[Richard Painter, guest-blogging, March 25, 2009 at 1:31pm] Trackbacks
Legislating Morality and Government Ethics:

As one commentator points out, the line between legislating personal morality and legislating anti-social behavior is not always clear. There are gray areas. My point, however, is that the more government tries to regulate people's lives, the more difficult it is to get people to comply with the law. Noncompliance undermines public confidence in law. We should choose the laws we really need.

I may be wrong on this, but I do not believe prohibition of alcohol was something we needed in the 1920's. Enforcement of state anti-fraud statutes in the securities business was something we needed and didn't have.

And there are more contemporary examples. See Bowers v. Hardwick, 478 US 186 (1986) (upholding criminal statutes that almost nobody enforced regulating conduct widely considered nobody's business), overruled in Lawrence v. Texas, 539 U.S. 558 (2003). Regulating sex is about as likely to be successful as regulating booze. I look forward to hearing convincing evidence to the contrary.

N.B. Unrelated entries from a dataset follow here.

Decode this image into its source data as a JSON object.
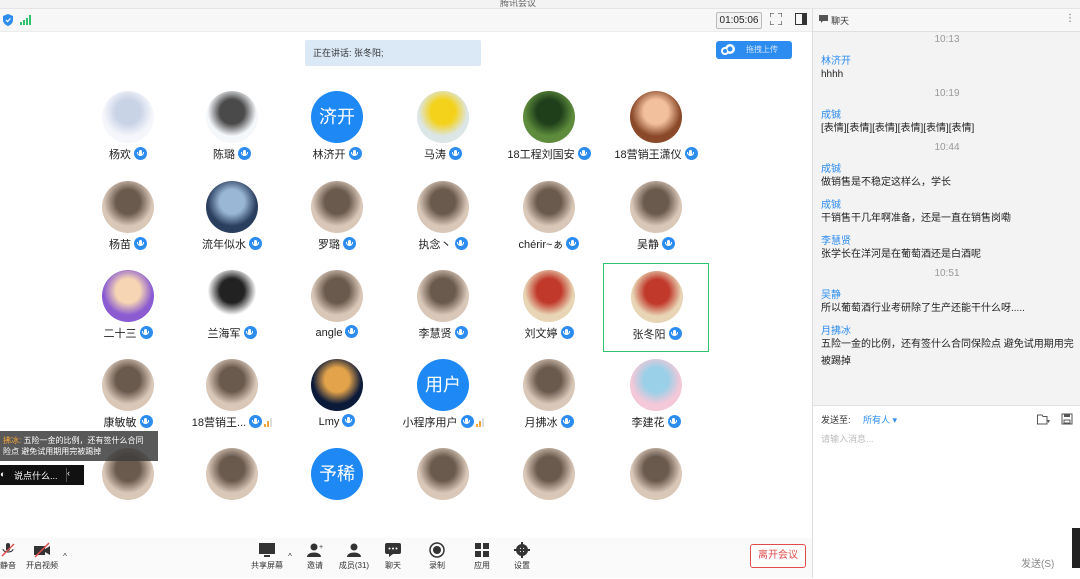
{
  "window": {
    "title": "腾讯会议"
  },
  "toolbar": {
    "timer": "01:05:06"
  },
  "speaker_banner": "正在讲话: 张冬阳;",
  "upload_button": "拖拽上传",
  "participants": [
    {
      "name": "杨欢",
      "avatar": "cartoon-sheep"
    },
    {
      "name": "陈璐",
      "avatar": "panda"
    },
    {
      "name": "林济开",
      "avatar_text": "济开",
      "color": "#1e88f5"
    },
    {
      "name": "马涛",
      "avatar": "yellow-figure"
    },
    {
      "name": "18工程刘国安",
      "avatar": "landscape"
    },
    {
      "name": "18营销王潇仪",
      "avatar": "anime-girl"
    },
    {
      "name": "杨苗",
      "avatar": "photo"
    },
    {
      "name": "流年似水",
      "avatar": "sky"
    },
    {
      "name": "罗璐",
      "avatar": "photo"
    },
    {
      "name": "执念丶",
      "avatar": "photo"
    },
    {
      "name": "chérir~ぁ",
      "avatar": "photo"
    },
    {
      "name": "吴静",
      "avatar": "photo"
    },
    {
      "name": "二十三",
      "avatar": "cartoon"
    },
    {
      "name": "兰海军",
      "avatar": "sketch"
    },
    {
      "name": "angle",
      "avatar": "photo"
    },
    {
      "name": "李慧贤",
      "avatar": "photo"
    },
    {
      "name": "刘文婷",
      "avatar": "cartoon-kids"
    },
    {
      "name": "张冬阳",
      "avatar": "cartoon-kids"
    },
    {
      "name": "康敏敏",
      "avatar": "photo"
    },
    {
      "name": "18营销王...",
      "avatar": "photo"
    },
    {
      "name": "Lmy",
      "avatar": "night"
    },
    {
      "name": "小程序用户",
      "avatar_text": "用户",
      "color": "#1e88f5"
    },
    {
      "name": "月拂冰",
      "avatar": "photo"
    },
    {
      "name": "李建花",
      "avatar": "anime"
    },
    {
      "name": "",
      "avatar": "photo"
    },
    {
      "name": "",
      "avatar": "photo"
    },
    {
      "name": "",
      "avatar_text": "予稀",
      "color": "#1e88f5"
    },
    {
      "name": "",
      "avatar": "photo"
    },
    {
      "name": "",
      "avatar": "photo"
    },
    {
      "name": "",
      "avatar": "photo"
    }
  ],
  "notification": {
    "sender": "拂冰:",
    "text": "五险一金的比例，还有签什么合同",
    "text2": "险点 避免试用期用完被踢掉"
  },
  "quick_bar": {
    "label": "说点什么..."
  },
  "bottom_bar": {
    "mute": "静音",
    "video": "开启视频",
    "share": "共享屏幕",
    "invite": "邀请",
    "members": "成员(31)",
    "chat": "聊天",
    "record": "录制",
    "apps": "应用",
    "settings": "设置",
    "leave": "离开会议"
  },
  "chat": {
    "title": "聊天",
    "messages": [
      {
        "time": "10:13"
      },
      {
        "sender": "林济开",
        "text": "hhhh"
      },
      {
        "time": "10:19"
      },
      {
        "sender": "成铖",
        "text": "[表情][表情][表情][表情][表情][表情]"
      },
      {
        "time": "10:44"
      },
      {
        "sender": "成铖",
        "text": "做销售是不稳定这样么，学长"
      },
      {
        "sender": "成铖",
        "text": "干销售干几年啊准备，还是一直在销售岗嘞"
      },
      {
        "sender": "李慧贤",
        "text": "张学长在洋河是在葡萄酒还是白酒呢"
      },
      {
        "time": "10:51"
      },
      {
        "sender": "吴静",
        "text": "所以葡萄酒行业考研除了生产还能干什么呀....."
      },
      {
        "sender": "月拂冰",
        "text": "五险一金的比例，还有签什么合同保险点 避免试用期用完被踢掉"
      }
    ],
    "send_to_label": "发送至:",
    "send_to_value": "所有人 ▾",
    "input_placeholder": "请输入消息...",
    "send_button": "发送(S)"
  }
}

Excessive government regulation affects government ethics because it brings more lobbying and more money into the political process to address an entire range of issues in addition to those that need to be regulated. The modern day "morality crusade" has become a very lucrative enterprise for some -- and is very much tied up in our dysfunctional system of campaign finance -- but it is not necessarily good for the Country. More on this later.